Task description →
Start at the top of the records below and copy them exactly to the end.

Provided records →
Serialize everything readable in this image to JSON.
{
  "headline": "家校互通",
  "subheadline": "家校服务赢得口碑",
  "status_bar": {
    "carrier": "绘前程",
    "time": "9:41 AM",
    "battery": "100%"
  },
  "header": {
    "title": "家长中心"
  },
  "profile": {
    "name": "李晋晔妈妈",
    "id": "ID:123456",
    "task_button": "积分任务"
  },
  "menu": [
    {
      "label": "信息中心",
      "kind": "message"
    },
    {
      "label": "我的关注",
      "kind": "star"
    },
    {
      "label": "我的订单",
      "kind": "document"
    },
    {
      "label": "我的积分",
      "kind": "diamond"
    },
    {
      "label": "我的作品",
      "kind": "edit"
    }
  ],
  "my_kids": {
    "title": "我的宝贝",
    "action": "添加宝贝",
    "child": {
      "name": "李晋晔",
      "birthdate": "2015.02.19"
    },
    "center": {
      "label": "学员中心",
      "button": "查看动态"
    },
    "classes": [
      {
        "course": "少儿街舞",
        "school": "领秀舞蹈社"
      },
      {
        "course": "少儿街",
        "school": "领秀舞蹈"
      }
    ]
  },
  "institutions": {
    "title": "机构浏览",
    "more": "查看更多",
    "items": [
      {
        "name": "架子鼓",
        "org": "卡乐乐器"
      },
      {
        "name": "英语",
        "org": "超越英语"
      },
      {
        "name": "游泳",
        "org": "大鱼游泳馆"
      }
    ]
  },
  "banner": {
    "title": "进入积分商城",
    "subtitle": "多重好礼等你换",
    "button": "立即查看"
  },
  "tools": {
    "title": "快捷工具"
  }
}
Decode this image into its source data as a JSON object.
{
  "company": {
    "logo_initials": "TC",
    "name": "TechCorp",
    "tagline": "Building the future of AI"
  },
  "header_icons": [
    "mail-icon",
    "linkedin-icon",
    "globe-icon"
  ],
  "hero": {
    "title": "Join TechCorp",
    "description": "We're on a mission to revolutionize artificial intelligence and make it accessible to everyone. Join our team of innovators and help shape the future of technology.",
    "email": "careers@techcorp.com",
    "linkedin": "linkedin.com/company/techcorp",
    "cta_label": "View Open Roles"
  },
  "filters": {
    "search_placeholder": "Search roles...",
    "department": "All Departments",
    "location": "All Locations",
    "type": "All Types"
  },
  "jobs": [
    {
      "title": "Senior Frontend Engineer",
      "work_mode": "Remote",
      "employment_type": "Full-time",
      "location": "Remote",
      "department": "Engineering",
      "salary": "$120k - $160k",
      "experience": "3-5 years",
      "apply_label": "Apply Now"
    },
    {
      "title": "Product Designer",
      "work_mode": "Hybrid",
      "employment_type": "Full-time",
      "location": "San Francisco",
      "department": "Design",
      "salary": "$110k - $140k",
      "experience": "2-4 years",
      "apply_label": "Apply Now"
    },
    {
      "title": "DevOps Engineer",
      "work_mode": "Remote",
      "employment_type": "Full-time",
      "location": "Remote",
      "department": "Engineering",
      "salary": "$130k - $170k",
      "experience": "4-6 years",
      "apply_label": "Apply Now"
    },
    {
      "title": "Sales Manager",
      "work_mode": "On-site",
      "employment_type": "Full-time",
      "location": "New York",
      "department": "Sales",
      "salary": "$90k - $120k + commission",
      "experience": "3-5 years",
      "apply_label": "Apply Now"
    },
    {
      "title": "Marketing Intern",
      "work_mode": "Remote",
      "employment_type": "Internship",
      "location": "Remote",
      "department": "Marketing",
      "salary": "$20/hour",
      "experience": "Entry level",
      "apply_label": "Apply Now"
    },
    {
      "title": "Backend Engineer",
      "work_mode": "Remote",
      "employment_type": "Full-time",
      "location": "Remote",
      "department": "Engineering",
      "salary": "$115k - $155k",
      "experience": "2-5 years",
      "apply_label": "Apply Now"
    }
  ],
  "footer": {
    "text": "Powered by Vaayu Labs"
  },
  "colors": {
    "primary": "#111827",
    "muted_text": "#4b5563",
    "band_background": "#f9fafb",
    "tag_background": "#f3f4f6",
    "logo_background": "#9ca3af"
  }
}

Written solution →
Serialize everything readable in this image to JSON.
{
  "headline": "家校互通",
  "subheadline": "家校服务赢得口碑",
  "status_bar": {
    "carrier": "绘前程",
    "time": "9:41 AM",
    "battery": "100%"
  },
  "header": {
    "title": "家长中心"
  },
  "profile": {
    "name": "李晋晔妈妈",
    "id": "ID:123456",
    "task_button": "积分任务"
  },
  "menu": [
    {
      "label": "信息中心",
      "kind": "message"
    },
    {
      "label": "我的关注",
      "kind": "star"
    },
    {
      "label": "我的订单",
      "kind": "document"
    },
    {
      "label": "我的积分",
      "kind": "diamond"
    },
    {
      "label": "我的作品",
      "kind": "edit"
    }
  ],
  "my_kids": {
    "title": "我的宝贝",
    "action": "添加宝贝",
    "child": {
      "name": "李晋晔",
      "birthdate": "2015.02.19"
    },
    "center": {
      "label": "学员中心",
      "button": "查看动态"
    },
    "classes": [
      {
        "course": "少儿街舞",
        "school": "领秀舞蹈社"
      },
      {
        "course": "少儿街",
        "school": "领秀舞蹈"
      }
    ]
  },
  "institutions": {
    "title": "机构浏览",
    "more": "查看更多",
    "items": [
      {
        "name": "架子鼓",
        "org": "卡乐乐器"
      },
      {
        "name": "英语",
        "org": "超越英语"
      },
      {
        "name": "游泳",
        "org": "大鱼游泳馆"
      }
    ]
  },
  "banner": {
    "title": "进入积分商城",
    "subtitle": "多重好礼等你换",
    "button": "立即查看"
  },
  "tools": {
    "title": "快捷工具"
  }
}
Decode this image into its source data as a JSON object.
{
  "company": {
    "logo_initials": "TC",
    "name": "TechCorp",
    "tagline": "Building the future of AI"
  },
  "header_icons": [
    "mail-icon",
    "linkedin-icon",
    "globe-icon"
  ],
  "hero": {
    "title": "Join TechCorp",
    "description": "We're on a mission to revolutionize artificial intelligence and make it accessible to everyone. Join our team of innovators and help shape the future of technology.",
    "email": "careers@techcorp.com",
    "linkedin": "linkedin.com/company/techcorp",
    "cta_label": "View Open Roles"
  },
  "filters": {
    "search_placeholder": "Search roles...",
    "department": "All Departments",
    "location": "All Locations",
    "type": "All Types"
  },
  "jobs": [
    {
      "title": "Senior Frontend Engineer",
      "work_mode": "Remote",
      "employment_type": "Full-time",
      "location": "Remote",
      "department": "Engineering",
      "salary": "$120k - $160k",
      "experience": "3-5 years",
      "apply_label": "Apply Now"
    },
    {
      "title": "Product Designer",
      "work_mode": "Hybrid",
      "employment_type": "Full-time",
      "location": "San Francisco",
      "department": "Design",
      "salary": "$110k - $140k",
      "experience": "2-4 years",
      "apply_label": "Apply Now"
    },
    {
      "title": "DevOps Engineer",
      "work_mode": "Remote",
      "employment_type": "Full-time",
      "location": "Remote",
      "department": "Engineering",
      "salary": "$130k - $170k",
      "experience": "4-6 years",
      "apply_label": "Apply Now"
    },
    {
      "title": "Sales Manager",
      "work_mode": "On-site",
      "employment_type": "Full-time",
      "location": "New York",
      "department": "Sales",
      "salary": "$90k - $120k + commission",
      "experience": "3-5 years",
      "apply_label": "Apply Now"
    },
    {
      "title": "Marketing Intern",
      "work_mode": "Remote",
      "employment_type": "Internship",
      "location": "Remote",
      "department": "Marketing",
      "salary": "$20/hour",
      "experience": "Entry level",
      "apply_label": "Apply Now"
    },
    {
      "title": "Backend Engineer",
      "work_mode": "Remote",
      "employment_type": "Full-time",
      "location": "Remote",
      "department": "Engineering",
      "salary": "$115k - $155k",
      "experience": "2-5 years",
      "apply_label": "Apply Now"
    }
  ],
  "footer": {
    "text": "Powered by Vaayu Labs"
  },
  "colors": {
    "primary": "#111827",
    "muted_text": "#4b5563",
    "band_background": "#f9fafb",
    "tag_background": "#f3f4f6",
    "logo_background": "#9ca3af"
  }
}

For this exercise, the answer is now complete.